Exercise:
Pull every "title" line out of the data below.

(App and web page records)
____________________
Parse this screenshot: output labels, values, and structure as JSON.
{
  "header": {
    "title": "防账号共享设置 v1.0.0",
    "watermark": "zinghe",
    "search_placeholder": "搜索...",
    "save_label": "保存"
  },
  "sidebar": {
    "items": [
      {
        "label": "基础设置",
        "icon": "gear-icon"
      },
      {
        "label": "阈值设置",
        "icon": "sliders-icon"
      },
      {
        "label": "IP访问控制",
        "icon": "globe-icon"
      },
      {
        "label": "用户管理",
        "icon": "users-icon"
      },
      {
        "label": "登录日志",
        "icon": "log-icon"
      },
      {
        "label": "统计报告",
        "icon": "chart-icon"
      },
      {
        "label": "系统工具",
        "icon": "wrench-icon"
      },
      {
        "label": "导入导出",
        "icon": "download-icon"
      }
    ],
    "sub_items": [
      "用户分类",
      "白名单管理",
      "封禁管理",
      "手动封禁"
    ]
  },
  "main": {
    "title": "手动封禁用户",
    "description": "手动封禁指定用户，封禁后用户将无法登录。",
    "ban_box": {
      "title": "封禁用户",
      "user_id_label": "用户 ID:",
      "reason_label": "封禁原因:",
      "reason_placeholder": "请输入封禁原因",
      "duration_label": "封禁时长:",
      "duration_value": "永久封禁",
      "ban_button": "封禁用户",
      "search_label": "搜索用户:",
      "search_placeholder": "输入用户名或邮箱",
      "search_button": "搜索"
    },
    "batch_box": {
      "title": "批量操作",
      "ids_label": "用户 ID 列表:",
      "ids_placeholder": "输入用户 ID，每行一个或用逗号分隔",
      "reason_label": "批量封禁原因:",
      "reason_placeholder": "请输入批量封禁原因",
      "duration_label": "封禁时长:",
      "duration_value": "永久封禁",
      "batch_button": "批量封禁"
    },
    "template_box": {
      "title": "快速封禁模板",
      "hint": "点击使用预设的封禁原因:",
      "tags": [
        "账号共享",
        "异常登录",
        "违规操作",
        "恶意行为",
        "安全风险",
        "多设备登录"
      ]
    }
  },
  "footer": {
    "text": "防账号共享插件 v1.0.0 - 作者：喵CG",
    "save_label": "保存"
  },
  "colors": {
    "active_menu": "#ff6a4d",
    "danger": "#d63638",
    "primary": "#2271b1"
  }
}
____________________
Solution to this task:
    "title": "防账号共享设置 v1.0.0",
    "title": "手动封禁用户",
      "title": "封禁用户",
      "title": "批量操作",
      "title": "快速封禁模板",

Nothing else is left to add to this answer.